August 9, 2018

 Greetings again from the darkness. Adam Driver impersonating John David Washington or vice versa … either way is comical, except that it’s also based on a true story where their characters existed and this chain of events actually occurred. The source material is the memoir by Ron Stallworth and it’s possible, given today’s social climate, that only director Spike Lee could pull off a film that so blatantly uses racism for comedic effect, yet also reminds us of its inherent danger.

Mr. Washington (Denzel’s son) plays Ron Stallworth, Colorado Springs’ first black rookie police officer. His job interview is quite awkward and, of course, features a reference to Jackie Robinson. Quickly growing tired of his records room duty, Stallworth’s first field assignment is to infiltrate a local black activist group and report back on a Stokely Carmichael/Kwame Ture (Corey Hawkins) event. This leads to a much bigger and riskier plan of going after the KKK. Yes that’s right, no need to re-read the part about him being the first black police officer. This is the incredible story of how an African-American (with the help of his white partner) worked his way into the KKK, even speaking with David Duke on a few occasions, and ultimately prevented an attack on local black activists.

The adapted screenplay was a collaborative effort from Charlie Wachtel, David Rabinowitz, Kevin Willmott, and director Spike Lee. The film is simultaneously laugh outloud funny and provocative. The outlandish plan involves Ron Stallworth (and his white voice) being the telephone connection, and partner (and non-practicing Jew) Flip Zimmerman (Adam Driver) being the “white face” of Ron Stallworth at KKK meetings. There is extreme tension during Zimmerman’s undercover scenes, and much of the humor occurs during Stallworth’s phone conversations. Topher Grace is extremely effective as David Duke, a thankless role to say the least.

Superb support work is widespread in this film that runs 2 hour and 15 minutes. Robert John Burke plays a no-nonsense Chief Bridges; Frederick Weller is racist jackass patrolman Andy Landers; Laura Harrier is Patrice, the Angela Davis lookalike activist and love interest; Jasper Paakkonen plays skeptical and high-strung Klansman Felix; Paul Walter Hauser (I, TONYA) is the comical and unnerving Ivanhoe; and even Harry Belafonte makes a surprise big screen appearance.
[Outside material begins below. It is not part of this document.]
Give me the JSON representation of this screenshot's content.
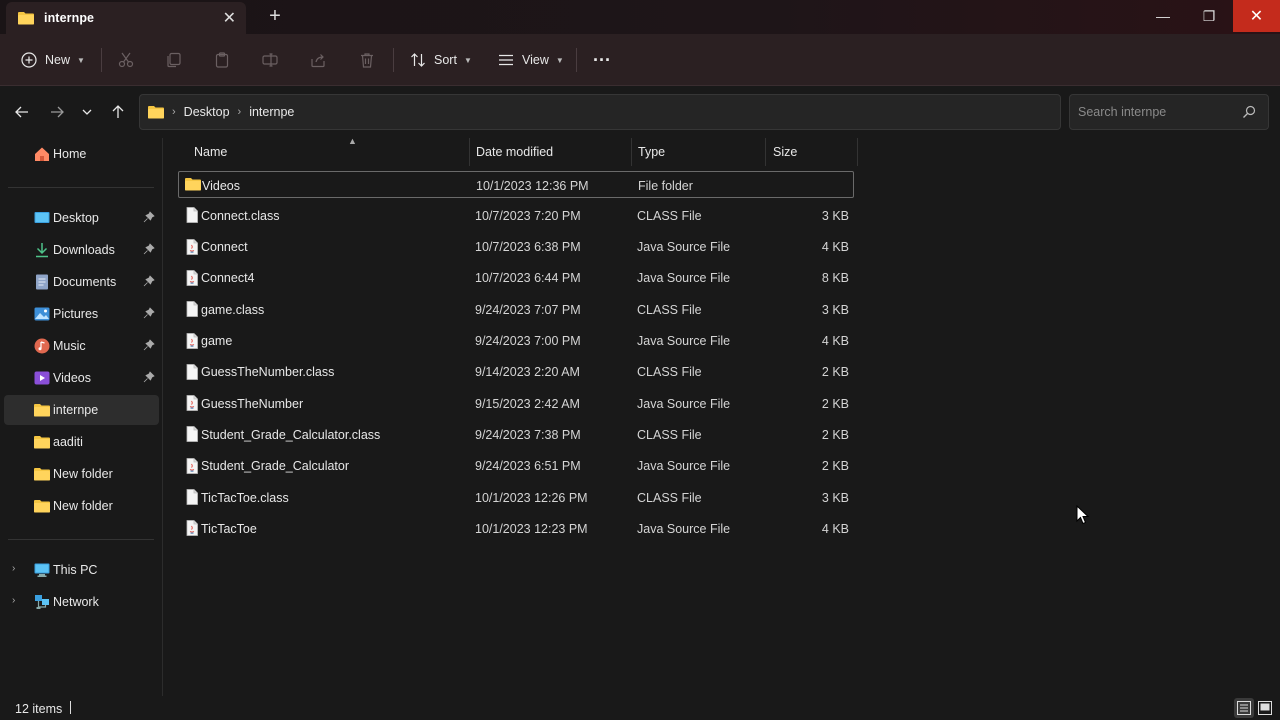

Other notables include Alec Baldwin (in an opening that sets the stage), Nicholas Turturro, Damaris Lewis, Ryan Eggold, Isiah Whitlock Jr, and Arthur J Nascarella. It’s a terrific and deep cast and they walk the fine line between entertainment and enlightenment. There is no shortage of Hollywood family genes and blending thanks to: Washington, Baldwin, Turturro, Buscemi, and Weller (it plays like 2 degrees of separation).

A low-budget look to the film gives it an authenticity and 1970’s vibe, and cinematographer Chayse Irvin works wonders with the camera in a multitude of situations where our attention should be on the dialogue of the characters rather than the colorfulness of set pieces. Black Ron running the show from a telephone (and a white voice) and White Ron face-first in the muck both have their burdens to bear, and much of the time, Zimmerman’s is the more interesting of the two – although as a whole, it’s an astonishing story.

Perhaps Spike Lee set out to make the polar opposite of D.W. Griffith’s 1915 most controversial film THE BIRTH OF A NATION, and he has certainly crafted one of the most effective films of his oeuvre. He also nails a few jabs at Trump and the current political climate, while the music from Terrence Blanchard perfectly complements the tone. Mr. Lee interjects some historic moments as well as some fictional ones – none more powerful than the back and forth chants of “White Power” “Black Power”. At the conclusion, Lee serves up footage of Charlottesville, reminding us that the racism that caused us chuckles over the past couple of hours, remains prevalent today … only that’s not the least bit funny.

watch the trailer: